A research team lead by Barilari confirms that humans process sensory information in intriguing ways. They report that “Across cultures and languages, people find similarities between the products of different senses in mysterious ways. By studying what is called cross-modal correspondences, cognitive psychologists discovered that lemons are fast rather than slow, boulders are sour, and red is heavier than yellow. Are these cross-modal correspondences established via sensory perception or can they be learned merely through language? We [demonstrate] that early blind people [blind before
Goro and Plaisance used a widely-distributed survey to research the workplace-related expectations of people in the workforce. They presented their findings at the 2018 conference of the Society for Industrial and Organizational Psychology in a report titled “Using Science to Debunk Millennial Rumors in the Workplace.” Goo reports that “‘the millennial generation reported wanting face-to-face time with their bosses on a weekly basis.’” Plaisance added that their study results “’negate the reputation of millennials to be job-hoppers and disloyal to organizations.’” In addition, “non-mille

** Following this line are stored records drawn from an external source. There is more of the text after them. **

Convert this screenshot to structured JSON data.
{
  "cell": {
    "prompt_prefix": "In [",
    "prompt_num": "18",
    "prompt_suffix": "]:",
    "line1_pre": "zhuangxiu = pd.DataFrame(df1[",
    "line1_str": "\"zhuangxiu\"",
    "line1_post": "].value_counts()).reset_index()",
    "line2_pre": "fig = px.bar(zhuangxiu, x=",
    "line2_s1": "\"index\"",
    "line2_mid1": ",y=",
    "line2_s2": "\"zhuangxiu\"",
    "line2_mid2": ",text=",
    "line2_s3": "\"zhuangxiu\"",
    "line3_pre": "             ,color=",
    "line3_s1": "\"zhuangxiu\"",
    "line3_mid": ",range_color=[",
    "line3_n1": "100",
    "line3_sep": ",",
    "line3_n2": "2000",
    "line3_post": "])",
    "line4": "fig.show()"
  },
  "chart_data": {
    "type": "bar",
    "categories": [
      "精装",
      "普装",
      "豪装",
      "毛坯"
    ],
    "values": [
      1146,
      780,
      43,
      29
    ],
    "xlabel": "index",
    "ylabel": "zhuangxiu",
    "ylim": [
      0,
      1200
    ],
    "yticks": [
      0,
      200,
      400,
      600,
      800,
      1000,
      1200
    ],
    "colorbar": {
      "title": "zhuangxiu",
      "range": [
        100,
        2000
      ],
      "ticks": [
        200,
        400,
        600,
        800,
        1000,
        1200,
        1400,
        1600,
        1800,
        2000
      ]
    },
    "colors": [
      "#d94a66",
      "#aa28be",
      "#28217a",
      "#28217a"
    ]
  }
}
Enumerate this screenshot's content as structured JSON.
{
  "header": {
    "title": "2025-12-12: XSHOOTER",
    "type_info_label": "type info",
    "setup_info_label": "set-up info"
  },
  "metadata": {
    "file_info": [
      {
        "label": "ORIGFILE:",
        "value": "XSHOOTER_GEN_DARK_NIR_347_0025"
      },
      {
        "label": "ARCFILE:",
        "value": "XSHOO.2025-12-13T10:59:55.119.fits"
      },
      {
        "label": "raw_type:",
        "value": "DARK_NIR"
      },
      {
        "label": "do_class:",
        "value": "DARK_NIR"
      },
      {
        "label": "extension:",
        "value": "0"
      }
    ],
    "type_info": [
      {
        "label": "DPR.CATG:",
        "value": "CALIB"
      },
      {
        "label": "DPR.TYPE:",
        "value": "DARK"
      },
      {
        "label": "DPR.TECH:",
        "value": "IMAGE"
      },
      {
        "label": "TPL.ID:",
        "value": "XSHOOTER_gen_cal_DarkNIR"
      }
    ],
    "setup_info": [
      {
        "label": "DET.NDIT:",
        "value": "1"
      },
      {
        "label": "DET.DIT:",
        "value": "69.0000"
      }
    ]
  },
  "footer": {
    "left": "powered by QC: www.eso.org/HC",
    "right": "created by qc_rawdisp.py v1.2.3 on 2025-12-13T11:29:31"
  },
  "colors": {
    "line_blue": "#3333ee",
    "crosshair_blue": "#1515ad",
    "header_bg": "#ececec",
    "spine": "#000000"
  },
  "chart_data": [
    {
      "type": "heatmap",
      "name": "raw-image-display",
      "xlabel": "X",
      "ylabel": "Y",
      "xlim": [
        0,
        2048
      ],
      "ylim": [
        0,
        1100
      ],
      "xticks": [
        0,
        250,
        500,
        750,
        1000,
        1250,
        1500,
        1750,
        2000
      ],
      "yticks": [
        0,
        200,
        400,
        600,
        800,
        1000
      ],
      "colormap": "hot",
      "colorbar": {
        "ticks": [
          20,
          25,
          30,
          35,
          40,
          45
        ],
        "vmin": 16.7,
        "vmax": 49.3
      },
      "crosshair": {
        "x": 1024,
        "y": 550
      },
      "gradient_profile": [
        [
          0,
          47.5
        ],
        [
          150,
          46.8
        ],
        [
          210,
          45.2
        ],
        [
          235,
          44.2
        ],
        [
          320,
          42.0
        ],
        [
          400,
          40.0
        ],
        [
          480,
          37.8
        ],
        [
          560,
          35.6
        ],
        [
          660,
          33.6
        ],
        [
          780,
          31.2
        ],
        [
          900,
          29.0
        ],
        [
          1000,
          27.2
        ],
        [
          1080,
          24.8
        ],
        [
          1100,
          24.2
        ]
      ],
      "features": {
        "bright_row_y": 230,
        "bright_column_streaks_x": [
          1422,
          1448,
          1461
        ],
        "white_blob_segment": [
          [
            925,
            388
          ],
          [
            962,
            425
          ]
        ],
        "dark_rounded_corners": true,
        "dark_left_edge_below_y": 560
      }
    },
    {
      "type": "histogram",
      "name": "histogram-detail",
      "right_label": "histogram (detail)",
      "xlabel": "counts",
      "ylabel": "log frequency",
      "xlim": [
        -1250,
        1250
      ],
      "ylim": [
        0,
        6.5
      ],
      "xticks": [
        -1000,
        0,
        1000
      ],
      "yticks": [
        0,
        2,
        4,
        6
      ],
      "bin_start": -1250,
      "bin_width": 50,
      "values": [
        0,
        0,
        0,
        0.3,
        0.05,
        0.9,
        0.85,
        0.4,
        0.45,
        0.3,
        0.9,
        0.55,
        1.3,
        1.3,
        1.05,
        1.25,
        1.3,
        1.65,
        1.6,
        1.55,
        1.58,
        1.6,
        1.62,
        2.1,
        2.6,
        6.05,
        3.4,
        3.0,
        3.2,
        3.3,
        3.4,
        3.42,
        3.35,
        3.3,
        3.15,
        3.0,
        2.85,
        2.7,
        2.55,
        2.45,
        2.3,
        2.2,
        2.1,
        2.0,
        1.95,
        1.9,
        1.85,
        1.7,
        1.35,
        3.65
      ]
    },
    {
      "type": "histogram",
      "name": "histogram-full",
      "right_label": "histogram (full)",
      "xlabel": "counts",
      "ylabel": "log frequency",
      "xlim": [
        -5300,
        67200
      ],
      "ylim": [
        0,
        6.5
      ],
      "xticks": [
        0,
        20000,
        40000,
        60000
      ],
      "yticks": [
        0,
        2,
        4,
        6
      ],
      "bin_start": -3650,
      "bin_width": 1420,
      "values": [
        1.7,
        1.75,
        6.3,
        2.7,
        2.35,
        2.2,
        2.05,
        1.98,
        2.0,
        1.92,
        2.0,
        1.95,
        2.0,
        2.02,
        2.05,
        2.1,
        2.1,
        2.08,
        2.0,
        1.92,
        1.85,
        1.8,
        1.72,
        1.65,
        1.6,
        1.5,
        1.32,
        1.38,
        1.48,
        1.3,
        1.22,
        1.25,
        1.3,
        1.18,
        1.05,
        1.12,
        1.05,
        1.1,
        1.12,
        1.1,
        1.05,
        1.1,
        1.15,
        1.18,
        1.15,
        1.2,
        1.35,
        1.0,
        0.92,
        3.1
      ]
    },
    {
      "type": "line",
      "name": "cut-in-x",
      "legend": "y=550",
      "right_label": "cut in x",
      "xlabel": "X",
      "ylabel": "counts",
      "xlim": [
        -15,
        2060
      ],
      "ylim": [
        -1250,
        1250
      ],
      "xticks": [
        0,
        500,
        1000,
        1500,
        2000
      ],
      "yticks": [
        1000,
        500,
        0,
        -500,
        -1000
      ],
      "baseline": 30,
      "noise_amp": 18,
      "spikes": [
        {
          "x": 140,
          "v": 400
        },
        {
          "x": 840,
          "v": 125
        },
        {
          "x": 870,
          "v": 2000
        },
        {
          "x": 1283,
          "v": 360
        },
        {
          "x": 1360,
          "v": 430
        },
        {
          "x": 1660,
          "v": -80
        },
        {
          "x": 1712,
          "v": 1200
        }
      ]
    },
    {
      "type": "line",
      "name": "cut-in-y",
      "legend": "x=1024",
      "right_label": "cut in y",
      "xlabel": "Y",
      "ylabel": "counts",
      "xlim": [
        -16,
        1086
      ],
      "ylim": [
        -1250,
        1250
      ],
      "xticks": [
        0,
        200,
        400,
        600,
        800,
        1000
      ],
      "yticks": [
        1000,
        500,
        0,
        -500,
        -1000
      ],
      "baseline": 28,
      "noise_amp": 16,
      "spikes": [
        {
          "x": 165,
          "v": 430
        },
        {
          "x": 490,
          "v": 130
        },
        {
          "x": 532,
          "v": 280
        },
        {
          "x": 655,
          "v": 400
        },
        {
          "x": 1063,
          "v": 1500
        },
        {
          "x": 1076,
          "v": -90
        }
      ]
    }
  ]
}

Esteky and colleagues linked what floor we’re on in a building and our response to financial risks – being even a few stories higher or lower in a building produces a noticeable effect on how humans think. The researchers determined that “high physical elevation increases risk-seeking tendencies.” The effect is stronger when elevation is something people are aware of because they look out of a window. The investigators also report that “In an unpublished study, we found that consumers at higher (vs. lower) elevations are more likely to consume juice from an unfamiliar (vs.
Bajaj and Bond investigated links between design elements and brand-related opinions. They share that “asymmetry in brand elements evokes arousal [excitement] in observers, which spills over to impressions of the brand itself. . . . symmetry was negatively associated with perceptions of brand excitement. . . . Among the . . . academic research . . . a common finding has been the broad benefits of symmetry for perceptions of beauty, perfection, etc. . . .
Work by Anglada-Tort and his colleagues confirms that labels influence our opinions of various sorts of art. As the Anglada-Tort team reports, previous research has “shown that titles influence peoples’ evaluation of visual art.” The Anglada-Tort lead team “investigated whether names presented with music pieces influenced aesthetic and value judgments of music. Experiment 1 . . . focused on linguistic fluency. The same music excerpts were presented with easy-to-pronounce (fluent) and difficult-to-pronounce (disfluent) names. Experiment 2 . . . studied the affect heuristic.
Weichselbaum, Leder, and Ansorge researched humans’ responses to symmetry. They share that “In perception, humans typically prefer symmetrical over asymmetrical patterns. . . . we tested the generality of the symmetry preference for different levels of individual art expertise. The preference for symmetrical versus asymmetrical abstract patterns was measured implicitly [indirectly], by an Implicit Association Test (IAT), and explicitly [directly], by a rating scale asking participants to evaluate pattern beauty. . . .
Haga studied the repercussions of labeling a lamp “environmentally friendly.” He reports that “Built environments with objects that are labeled ‘environmentally friendly’ appear to change people’s behavior. For example, one study has shown that labeling a desktop lamp ‘environmentally friendly’ can enhance color discrimination, in comparison with when the lamp is labeled ‘conventional,’ even though there is no physical difference between the two lamps. This article explored . . .
Chan’s work is particularly timely as the deadline for paying income taxes in the United States draws near (April 17 this year). Chan found that “exposure to American, Australian, and British flags reduced Americans’, Australians’, and Britons’ tax evasion in financially‐incentivized tasks . . . and increased tax‐paying attitudes. . . . . [seeing the flags] made salient participants’ national identities that then motivated them to help their country.” Chan’s work is consistent with a growing body of research related to the repercussions of seeing visual cues.
Schwartz and his team studied the implications of changing postures while working – in other words standing after a period sitting or sitting after a time standing. They learned that when “Subjects executed validated cognitive tests (working speed, reaction time, concentration performance) either in sitting or alternating working postures on two separate days . . . . results suggest that working posture did not affect cognitive performance in the short term.. .
Research by Wu and team confirms the value of giving people reasonable amounts of control over their physical environments. The researchers studied people boarding an aircraft during the winter. They learned that “In practice, passengers actively respond to the thermal environment when they board an aircraft in winter. . . In this study. . . . temperature levels had significant effect on [air-movement/temperature adjusting] nozzle usage and clothing adjustment behaviours. . . .